Minneapolis voters will soon decide whether to shut down the police department that employed the officer who killed George Floyd last year and replace it with a Department of Public Safety that would combine the city’s public safety functions into a “comprehensive public health approach to safety.”
The ballot initiative aims to amend the City Charter. The Minneapolis Police Department’s duties would be determined by the mayor and the 13-member city council, and licensed police officers could be hired to fulfill those duties.
Rep. Ilhan Omar, Minnesota Democrat and an outspoken critic of the police force, supports the initiative, which was proposed by the Yes 4 Minneapolis PAC led by Kandace Montgomery, director of the Black Visions Collective.

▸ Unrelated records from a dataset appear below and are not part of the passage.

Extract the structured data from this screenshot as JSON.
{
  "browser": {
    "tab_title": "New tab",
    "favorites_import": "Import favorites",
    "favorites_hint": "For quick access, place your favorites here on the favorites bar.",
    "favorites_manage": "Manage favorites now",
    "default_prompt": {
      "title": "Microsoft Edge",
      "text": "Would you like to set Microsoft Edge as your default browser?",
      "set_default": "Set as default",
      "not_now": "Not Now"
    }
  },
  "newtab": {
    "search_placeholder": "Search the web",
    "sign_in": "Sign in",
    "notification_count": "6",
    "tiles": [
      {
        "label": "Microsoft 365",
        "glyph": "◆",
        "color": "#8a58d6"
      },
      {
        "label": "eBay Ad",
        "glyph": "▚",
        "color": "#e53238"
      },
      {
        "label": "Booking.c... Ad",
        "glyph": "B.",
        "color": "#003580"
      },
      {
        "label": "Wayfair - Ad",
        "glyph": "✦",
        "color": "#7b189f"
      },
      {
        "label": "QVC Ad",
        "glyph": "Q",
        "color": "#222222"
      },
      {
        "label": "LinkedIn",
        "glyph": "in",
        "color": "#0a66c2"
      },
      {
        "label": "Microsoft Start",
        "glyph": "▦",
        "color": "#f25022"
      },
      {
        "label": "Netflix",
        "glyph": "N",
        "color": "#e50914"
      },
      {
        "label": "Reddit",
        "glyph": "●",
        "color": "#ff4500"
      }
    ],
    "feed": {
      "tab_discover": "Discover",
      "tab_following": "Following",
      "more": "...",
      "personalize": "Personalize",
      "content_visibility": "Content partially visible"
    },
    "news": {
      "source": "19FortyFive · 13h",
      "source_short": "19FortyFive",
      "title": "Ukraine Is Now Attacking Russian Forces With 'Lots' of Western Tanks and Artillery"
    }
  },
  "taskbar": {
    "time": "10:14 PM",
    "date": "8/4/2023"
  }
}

The coalition’s campaign had received $1.48 million in funding as of July, according to Ballotpedia.com. The Open Society Policy Center, founded by left-wing billionaire George Soros, became its top donor after with a $500,000 contribution over the summer.
Minneapolis has more than 429,000 residents, and the proposal seeks to eliminate the minimum staffing requirement of at least one police officer per 1,000 residents, which is included in the charter.
As of Sept. 25, the Minneapolis Police Department had 250 unfilled officer positions, according to a spokesperson who said only 638 of its 888 allotted positions were filled.
As of Monday, city data show violent crime is up, albeit slightly, compared to the same time last year — rising from 4,165 incidents to 4,250.
The police-only model for community safety, it says, should be replaced so officers “can perform the duties they are trained and disciplined to do for specific situations that the community, local leaders, experts and professionals decide together, while many other roles can be filled by those better suited for certain interventions and prevention of harm.”
“Minneapolis is likely seen as a progressive experiment by the Open Society Policy Center, ignoring the consequences for the people who live and work in the city,” said Betsy Brantner Smith, spokesperson for the National Police Association.
Ms. Brantner Smith, a retired police sergeant, said it would be “naive” to think the initiative would improve conditions in the city and the push to replace MPD stems from the “false narrative that police officers are the ones responsible for the violence that befalls the public.”
State Attorney General Keith Ellison, a Democrat, tweeted in August that “as a resident of [Minneapolis] where George Floyd’s murder sparked a national call for real reform, I will vote yes for greater public safety and more human rights for all.”
“Fundamentally, communities across [Minneapolis] need and want the possibility for reform and accountability, which the current charter blocks by locking us into an outdated model for law enforcement and safety,” Mr. Ellison tweeted. “They want to end the cycle of inaction.”
If voters approve the ballot measure, the Department of Public Safety would be funded with the police department budget, which is currently $164 million, about 15% less than the $193 million budget approved in 2020.
Additionally, police Chief Medaria Arradondo would be ousted, and the new agency would be led by a commissioner appointed by Democratic Mayor Jacob Frey.
Mr. Frey, who exercises ultimate control and oversight of the police force, does not like that he would be forced to share control of a Department of Public Safety.
“It would have the city council control the police department,” the mayor said in a July interview with CBS4-TV. “It would have the chief of police or the head of public safety report to 14 different people — 13 council members and the mayor — and it substantially reduces accountability.”
Chief Arradondo echoed those sentiments during an August news conference, saying the change would add more “layers of bureaucracy” and would be “wholly unbearable” for any law enforcement leader.
A similar proposal surfaced last summer, under which the police department would be replaced by a “Department of Community Safety and Violence Prevention.” It initially had support from the majority of the City Council, but it fizzled out after a city commission voted against.